With the pictures left out, every record must be reproduced exactly.

[[ EXCERPTED RECORDS, beginning ]]

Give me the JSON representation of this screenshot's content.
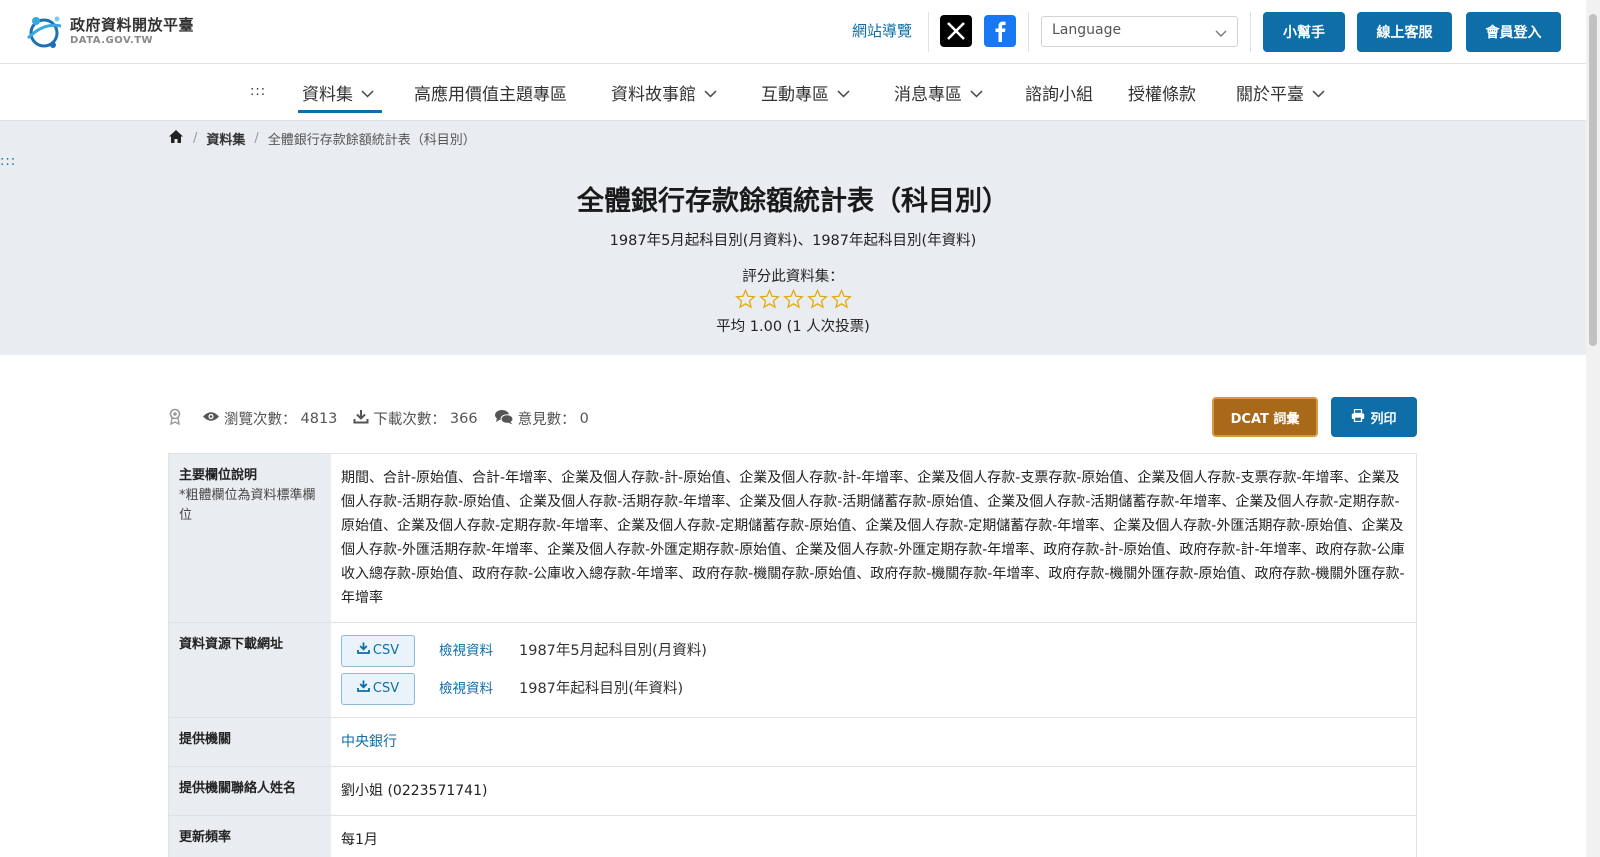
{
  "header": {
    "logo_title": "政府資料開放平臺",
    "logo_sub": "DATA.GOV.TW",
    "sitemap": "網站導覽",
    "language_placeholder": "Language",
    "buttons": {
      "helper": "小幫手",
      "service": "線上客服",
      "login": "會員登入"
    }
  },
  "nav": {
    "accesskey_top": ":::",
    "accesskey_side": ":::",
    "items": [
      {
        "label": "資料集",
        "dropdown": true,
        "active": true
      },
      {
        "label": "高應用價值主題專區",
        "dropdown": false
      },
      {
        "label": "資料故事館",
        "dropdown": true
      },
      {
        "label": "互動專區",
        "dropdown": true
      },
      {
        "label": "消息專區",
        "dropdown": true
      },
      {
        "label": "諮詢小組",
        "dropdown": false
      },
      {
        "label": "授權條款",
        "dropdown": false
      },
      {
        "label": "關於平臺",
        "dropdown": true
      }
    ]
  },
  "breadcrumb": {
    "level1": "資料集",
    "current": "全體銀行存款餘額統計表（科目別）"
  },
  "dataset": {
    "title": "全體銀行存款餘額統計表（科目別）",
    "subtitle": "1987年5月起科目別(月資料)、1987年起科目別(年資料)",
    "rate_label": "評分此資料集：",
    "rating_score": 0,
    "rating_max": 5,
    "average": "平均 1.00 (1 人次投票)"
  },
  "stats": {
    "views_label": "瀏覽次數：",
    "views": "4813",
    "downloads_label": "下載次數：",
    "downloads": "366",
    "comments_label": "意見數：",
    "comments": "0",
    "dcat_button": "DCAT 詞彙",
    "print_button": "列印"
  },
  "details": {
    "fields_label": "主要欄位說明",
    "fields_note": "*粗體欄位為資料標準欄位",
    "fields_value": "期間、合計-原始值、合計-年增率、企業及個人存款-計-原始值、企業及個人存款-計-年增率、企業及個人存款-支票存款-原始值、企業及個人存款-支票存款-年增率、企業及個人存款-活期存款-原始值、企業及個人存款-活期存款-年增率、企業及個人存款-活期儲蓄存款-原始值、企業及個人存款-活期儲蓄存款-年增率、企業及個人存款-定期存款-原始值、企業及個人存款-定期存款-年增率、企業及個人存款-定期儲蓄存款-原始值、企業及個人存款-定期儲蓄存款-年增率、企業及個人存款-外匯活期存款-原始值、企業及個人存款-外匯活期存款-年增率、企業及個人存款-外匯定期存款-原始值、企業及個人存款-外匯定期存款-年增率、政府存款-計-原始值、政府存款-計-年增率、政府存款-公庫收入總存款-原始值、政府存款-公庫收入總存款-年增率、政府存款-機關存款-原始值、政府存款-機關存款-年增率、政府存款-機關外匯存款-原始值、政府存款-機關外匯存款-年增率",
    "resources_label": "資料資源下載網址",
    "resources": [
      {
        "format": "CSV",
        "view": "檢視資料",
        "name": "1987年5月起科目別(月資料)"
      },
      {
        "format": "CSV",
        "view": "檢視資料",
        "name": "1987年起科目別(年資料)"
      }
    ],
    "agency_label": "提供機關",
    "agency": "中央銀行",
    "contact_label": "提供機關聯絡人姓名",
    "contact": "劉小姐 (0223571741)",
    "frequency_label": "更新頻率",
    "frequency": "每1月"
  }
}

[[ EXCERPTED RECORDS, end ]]

• EXERCISE RESPONSE:
Give me the JSON representation of this screenshot's content.
{
  "header": {
    "logo_title": "政府資料開放平臺",
    "logo_sub": "DATA.GOV.TW",
    "sitemap": "網站導覽",
    "language_placeholder": "Language",
    "buttons": {
      "helper": "小幫手",
      "service": "線上客服",
      "login": "會員登入"
    }
  },
  "nav": {
    "accesskey_top": ":::",
    "accesskey_side": ":::",
    "items": [
      {
        "label": "資料集",
        "dropdown": true,
        "active": true
      },
      {
        "label": "高應用價值主題專區",
        "dropdown": false
      },
      {
        "label": "資料故事館",
        "dropdown": true
      },
      {
        "label": "互動專區",
        "dropdown": true
      },
      {
        "label": "消息專區",
        "dropdown": true
      },
      {
        "label": "諮詢小組",
        "dropdown": false
      },
      {
        "label": "授權條款",
        "dropdown": false
      },
      {
        "label": "關於平臺",
        "dropdown": true
      }
    ]
  },
  "breadcrumb": {
    "level1": "資料集",
    "current": "全體銀行存款餘額統計表（科目別）"
  },
  "dataset": {
    "title": "全體銀行存款餘額統計表（科目別）",
    "subtitle": "1987年5月起科目別(月資料)、1987年起科目別(年資料)",
    "rate_label": "評分此資料集：",
    "rating_score": 0,
    "rating_max": 5,
    "average": "平均 1.00 (1 人次投票)"
  },
  "stats": {
    "views_label": "瀏覽次數：",
    "views": "4813",
    "downloads_label": "下載次數：",
    "downloads": "366",
    "comments_label": "意見數：",
    "comments": "0",
    "dcat_button": "DCAT 詞彙",
    "print_button": "列印"
  },
  "details": {
    "fields_label": "主要欄位說明",
    "fields_note": "*粗體欄位為資料標準欄位",
    "fields_value": "期間、合計-原始值、合計-年增率、企業及個人存款-計-原始值、企業及個人存款-計-年增率、企業及個人存款-支票存款-原始值、企業及個人存款-支票存款-年增率、企業及個人存款-活期存款-原始值、企業及個人存款-活期存款-年增率、企業及個人存款-活期儲蓄存款-原始值、企業及個人存款-活期儲蓄存款-年增率、企業及個人存款-定期存款-原始值、企業及個人存款-定期存款-年增率、企業及個人存款-定期儲蓄存款-原始值、企業及個人存款-定期儲蓄存款-年增率、企業及個人存款-外匯活期存款-原始值、企業及個人存款-外匯活期存款-年增率、企業及個人存款-外匯定期存款-原始值、企業及個人存款-外匯定期存款-年增率、政府存款-計-原始值、政府存款-計-年增率、政府存款-公庫收入總存款-原始值、政府存款-公庫收入總存款-年增率、政府存款-機關存款-原始值、政府存款-機關存款-年增率、政府存款-機關外匯存款-原始值、政府存款-機關外匯存款-年增率",
    "resources_label": "資料資源下載網址",
    "resources": [
      {
        "format": "CSV",
        "view": "檢視資料",
        "name": "1987年5月起科目別(月資料)"
      },
      {
        "format": "CSV",
        "view": "檢視資料",
        "name": "1987年起科目別(年資料)"
      }
    ],
    "agency_label": "提供機關",
    "agency": "中央銀行",
    "contact_label": "提供機關聯絡人姓名",
    "contact": "劉小姐 (0223571741)",
    "frequency_label": "更新頻率",
    "frequency": "每1月"
  }
}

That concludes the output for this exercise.